Finally, for smart home enthusiasts, there are some new devices from Ring. First, there are two new lightbulbs, the A19 Smart LED Bulb and the PAR38 Smart LED Bulb. The former is meant for indoors or otherwise covered areas, while the latter can be installed anywhere. Using the Ring Bridge, users can control the lights through the Ring app, with the ability to set brightness and schedules.
There are also three new solar-powered lights, the Solar Floodlight, Steplight, and Pathlight, which are meant for large spaces, paths, and stairs, respectively. They're all solar-powered so you don't have to worry about wiring, and they detect motion, so they won't be on when they're not needed.

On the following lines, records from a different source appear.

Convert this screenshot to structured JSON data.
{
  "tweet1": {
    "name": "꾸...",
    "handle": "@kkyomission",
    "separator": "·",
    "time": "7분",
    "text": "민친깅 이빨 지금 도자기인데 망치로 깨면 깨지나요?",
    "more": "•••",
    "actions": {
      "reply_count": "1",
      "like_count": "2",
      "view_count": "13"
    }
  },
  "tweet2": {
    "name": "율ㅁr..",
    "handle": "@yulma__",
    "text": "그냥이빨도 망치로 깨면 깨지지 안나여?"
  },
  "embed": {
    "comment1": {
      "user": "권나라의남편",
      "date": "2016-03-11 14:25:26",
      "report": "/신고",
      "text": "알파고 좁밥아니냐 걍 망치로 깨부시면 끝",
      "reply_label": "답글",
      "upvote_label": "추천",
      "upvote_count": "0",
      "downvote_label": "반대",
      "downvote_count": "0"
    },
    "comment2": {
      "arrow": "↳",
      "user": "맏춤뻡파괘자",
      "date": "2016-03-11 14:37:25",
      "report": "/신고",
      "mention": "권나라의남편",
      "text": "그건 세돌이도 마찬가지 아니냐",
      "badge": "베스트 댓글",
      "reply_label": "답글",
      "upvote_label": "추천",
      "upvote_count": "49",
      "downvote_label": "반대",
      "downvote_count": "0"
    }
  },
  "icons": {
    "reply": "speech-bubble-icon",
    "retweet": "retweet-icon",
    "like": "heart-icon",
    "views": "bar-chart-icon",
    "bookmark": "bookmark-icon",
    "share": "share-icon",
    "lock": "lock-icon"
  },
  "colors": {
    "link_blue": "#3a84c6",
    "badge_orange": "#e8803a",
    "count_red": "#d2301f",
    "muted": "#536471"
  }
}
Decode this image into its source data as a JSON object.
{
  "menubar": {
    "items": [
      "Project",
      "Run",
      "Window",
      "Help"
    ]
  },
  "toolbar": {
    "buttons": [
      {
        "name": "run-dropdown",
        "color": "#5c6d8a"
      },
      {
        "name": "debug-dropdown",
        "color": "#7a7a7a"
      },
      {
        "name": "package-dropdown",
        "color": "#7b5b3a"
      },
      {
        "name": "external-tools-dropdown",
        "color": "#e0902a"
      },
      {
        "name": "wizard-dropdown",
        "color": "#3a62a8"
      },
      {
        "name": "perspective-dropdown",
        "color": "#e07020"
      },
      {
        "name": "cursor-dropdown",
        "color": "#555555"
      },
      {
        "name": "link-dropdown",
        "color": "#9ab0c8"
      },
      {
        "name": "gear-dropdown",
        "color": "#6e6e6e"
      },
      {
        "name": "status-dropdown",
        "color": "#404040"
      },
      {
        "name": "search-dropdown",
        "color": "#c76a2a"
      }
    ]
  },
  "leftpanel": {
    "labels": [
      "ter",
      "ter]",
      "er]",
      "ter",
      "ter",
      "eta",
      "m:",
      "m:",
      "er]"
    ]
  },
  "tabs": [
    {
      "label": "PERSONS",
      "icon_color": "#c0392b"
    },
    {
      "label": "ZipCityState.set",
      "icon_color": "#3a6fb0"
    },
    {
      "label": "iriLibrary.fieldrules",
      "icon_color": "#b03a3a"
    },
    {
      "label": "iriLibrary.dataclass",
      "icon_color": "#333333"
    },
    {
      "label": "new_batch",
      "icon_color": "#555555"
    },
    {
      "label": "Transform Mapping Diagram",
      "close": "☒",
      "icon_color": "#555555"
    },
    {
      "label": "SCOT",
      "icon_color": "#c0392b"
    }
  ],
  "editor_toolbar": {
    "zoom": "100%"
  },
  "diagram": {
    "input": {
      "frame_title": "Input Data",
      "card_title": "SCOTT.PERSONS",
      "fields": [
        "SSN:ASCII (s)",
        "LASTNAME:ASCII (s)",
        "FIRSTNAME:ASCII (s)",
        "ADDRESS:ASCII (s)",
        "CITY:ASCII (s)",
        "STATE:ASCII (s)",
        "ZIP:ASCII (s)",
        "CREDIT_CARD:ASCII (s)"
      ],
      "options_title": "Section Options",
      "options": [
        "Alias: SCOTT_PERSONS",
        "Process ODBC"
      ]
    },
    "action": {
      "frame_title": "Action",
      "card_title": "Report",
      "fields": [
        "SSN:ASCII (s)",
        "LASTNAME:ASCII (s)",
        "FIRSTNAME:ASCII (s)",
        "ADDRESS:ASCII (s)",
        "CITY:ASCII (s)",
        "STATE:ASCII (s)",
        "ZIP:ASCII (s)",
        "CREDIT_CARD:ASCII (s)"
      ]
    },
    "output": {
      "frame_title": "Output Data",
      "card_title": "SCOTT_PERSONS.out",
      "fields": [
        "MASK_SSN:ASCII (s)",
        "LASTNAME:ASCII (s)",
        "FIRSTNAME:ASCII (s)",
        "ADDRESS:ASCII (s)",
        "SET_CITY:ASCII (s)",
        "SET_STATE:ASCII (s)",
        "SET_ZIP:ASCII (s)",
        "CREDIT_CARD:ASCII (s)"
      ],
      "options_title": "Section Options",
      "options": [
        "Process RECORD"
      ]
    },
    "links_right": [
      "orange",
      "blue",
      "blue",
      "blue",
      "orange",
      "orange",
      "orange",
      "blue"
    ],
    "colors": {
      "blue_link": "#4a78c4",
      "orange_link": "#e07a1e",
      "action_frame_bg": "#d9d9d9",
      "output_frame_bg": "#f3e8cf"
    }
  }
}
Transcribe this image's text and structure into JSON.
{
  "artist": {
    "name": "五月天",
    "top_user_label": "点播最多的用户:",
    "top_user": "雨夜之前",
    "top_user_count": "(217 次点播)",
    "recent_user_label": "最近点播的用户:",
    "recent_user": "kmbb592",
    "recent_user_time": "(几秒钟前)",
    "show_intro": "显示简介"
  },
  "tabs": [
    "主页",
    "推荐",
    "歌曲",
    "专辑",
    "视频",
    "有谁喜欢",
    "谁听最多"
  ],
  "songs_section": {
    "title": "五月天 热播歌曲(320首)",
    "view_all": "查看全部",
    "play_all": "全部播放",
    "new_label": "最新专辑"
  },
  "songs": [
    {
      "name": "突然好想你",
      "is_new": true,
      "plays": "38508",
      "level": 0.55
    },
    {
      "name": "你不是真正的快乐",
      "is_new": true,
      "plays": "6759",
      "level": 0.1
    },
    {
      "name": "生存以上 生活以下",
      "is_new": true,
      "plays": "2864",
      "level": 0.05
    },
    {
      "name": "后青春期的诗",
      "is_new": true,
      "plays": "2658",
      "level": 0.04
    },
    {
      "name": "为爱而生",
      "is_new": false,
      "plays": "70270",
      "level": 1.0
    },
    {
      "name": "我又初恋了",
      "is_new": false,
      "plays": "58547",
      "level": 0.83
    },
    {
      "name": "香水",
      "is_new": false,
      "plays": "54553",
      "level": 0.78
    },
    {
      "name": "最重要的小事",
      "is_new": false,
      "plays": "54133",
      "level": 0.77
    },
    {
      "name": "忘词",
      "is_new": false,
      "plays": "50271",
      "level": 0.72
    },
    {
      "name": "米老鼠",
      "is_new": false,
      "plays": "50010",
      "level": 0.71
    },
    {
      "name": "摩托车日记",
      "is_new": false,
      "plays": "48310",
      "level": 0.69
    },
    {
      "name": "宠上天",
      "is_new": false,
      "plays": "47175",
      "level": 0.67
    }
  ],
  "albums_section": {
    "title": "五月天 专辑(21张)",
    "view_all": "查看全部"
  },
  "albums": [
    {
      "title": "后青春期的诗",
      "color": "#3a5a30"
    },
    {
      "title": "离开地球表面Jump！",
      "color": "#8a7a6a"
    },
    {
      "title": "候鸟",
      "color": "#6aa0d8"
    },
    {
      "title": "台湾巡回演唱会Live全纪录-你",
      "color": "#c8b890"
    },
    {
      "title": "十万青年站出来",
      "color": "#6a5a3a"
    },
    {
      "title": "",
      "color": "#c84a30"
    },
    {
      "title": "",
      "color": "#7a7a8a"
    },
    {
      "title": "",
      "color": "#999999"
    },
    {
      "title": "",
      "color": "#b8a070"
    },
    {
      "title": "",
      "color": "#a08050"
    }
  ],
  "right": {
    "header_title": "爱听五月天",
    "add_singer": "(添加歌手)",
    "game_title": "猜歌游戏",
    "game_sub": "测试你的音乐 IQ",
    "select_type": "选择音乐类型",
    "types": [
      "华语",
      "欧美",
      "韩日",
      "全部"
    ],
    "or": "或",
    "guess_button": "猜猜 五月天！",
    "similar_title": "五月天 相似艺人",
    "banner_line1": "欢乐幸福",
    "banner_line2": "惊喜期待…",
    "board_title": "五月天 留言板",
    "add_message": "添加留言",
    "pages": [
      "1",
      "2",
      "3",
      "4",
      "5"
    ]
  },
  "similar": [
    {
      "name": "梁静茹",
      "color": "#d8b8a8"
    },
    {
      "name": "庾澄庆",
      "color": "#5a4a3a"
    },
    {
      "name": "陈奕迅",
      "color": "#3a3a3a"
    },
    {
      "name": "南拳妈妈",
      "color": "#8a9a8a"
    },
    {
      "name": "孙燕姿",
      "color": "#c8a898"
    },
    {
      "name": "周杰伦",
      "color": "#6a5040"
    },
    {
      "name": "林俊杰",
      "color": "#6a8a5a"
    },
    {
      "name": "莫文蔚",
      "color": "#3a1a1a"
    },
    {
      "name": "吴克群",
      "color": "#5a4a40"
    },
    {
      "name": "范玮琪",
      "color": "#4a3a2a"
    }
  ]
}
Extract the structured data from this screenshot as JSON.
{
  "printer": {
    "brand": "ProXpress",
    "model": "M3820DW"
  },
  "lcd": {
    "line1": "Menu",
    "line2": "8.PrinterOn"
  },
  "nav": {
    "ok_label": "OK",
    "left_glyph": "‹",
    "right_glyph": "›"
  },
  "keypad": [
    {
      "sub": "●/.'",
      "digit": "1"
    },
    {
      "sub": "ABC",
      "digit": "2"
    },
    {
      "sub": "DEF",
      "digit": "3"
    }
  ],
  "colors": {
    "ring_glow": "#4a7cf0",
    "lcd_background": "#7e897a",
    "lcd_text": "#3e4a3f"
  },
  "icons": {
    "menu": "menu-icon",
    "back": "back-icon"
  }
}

All the lights will launch on April 1.
Moving away from lights, the Ring Access Controller Pro is a new device that lets users remotely control electric gates from their device. The device can be paired with a Rind Video Doorbell or Ring Cam to let users see who is at their gate and open them all from their phones. There are both Ethernet and Cellular versions, starting at $299.99. The Cellular version can be bundled with a Stick-Up Cam Battery for $399. The Access Controller Pro is available right now.
Finally, Ring is launching the X Line, which bundles extended warranty and security plans with Ring Video Doorbells and Security Cams. These are aimed at professional installation vendors, from which consumers can then buy these integrated solutions.